In your copy, include every line of the records exactly and no picture at all.

─── Exercise inputs

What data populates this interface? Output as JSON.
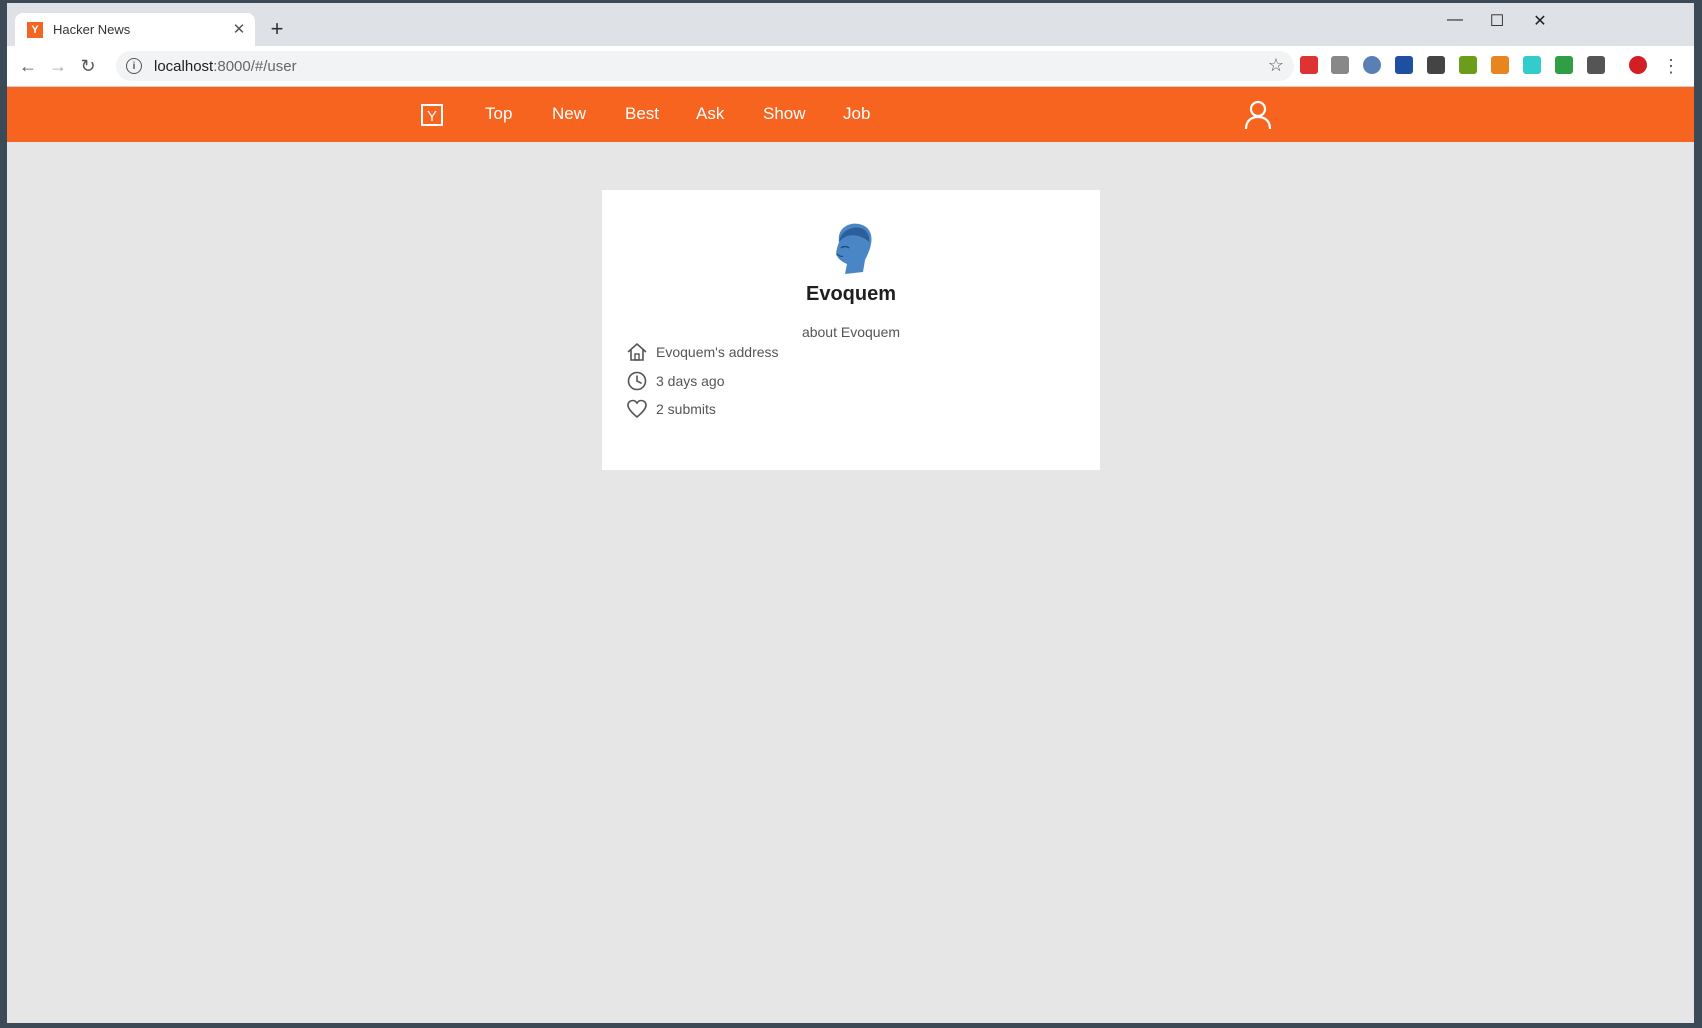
{
  "browser": {
    "tab_title": "Hacker News",
    "favicon_letter": "Y",
    "url_host": "localhost",
    "url_path": ":8000/#/user"
  },
  "header": {
    "logo_letter": "Y",
    "nav": [
      "Top",
      "New",
      "Best",
      "Ask",
      "Show",
      "Job"
    ],
    "color": "#f6641f"
  },
  "profile": {
    "name": "Evoquem",
    "about": "about Evoquem",
    "address": "Evoquem's address",
    "created": "3 days ago",
    "submits": "2 submits"
  },
  "icons": {
    "address": "home-icon",
    "created": "clock-icon",
    "submits": "heart-icon"
  }
}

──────

▸ Answer section
What data populates this interface? Output as JSON.
{
  "browser": {
    "tab_title": "Hacker News",
    "favicon_letter": "Y",
    "url_host": "localhost",
    "url_path": ":8000/#/user"
  },
  "header": {
    "logo_letter": "Y",
    "nav": [
      "Top",
      "New",
      "Best",
      "Ask",
      "Show",
      "Job"
    ],
    "color": "#f6641f"
  },
  "profile": {
    "name": "Evoquem",
    "about": "about Evoquem",
    "address": "Evoquem's address",
    "created": "3 days ago",
    "submits": "2 submits"
  },
  "icons": {
    "address": "home-icon",
    "created": "clock-icon",
    "submits": "heart-icon"
  }
}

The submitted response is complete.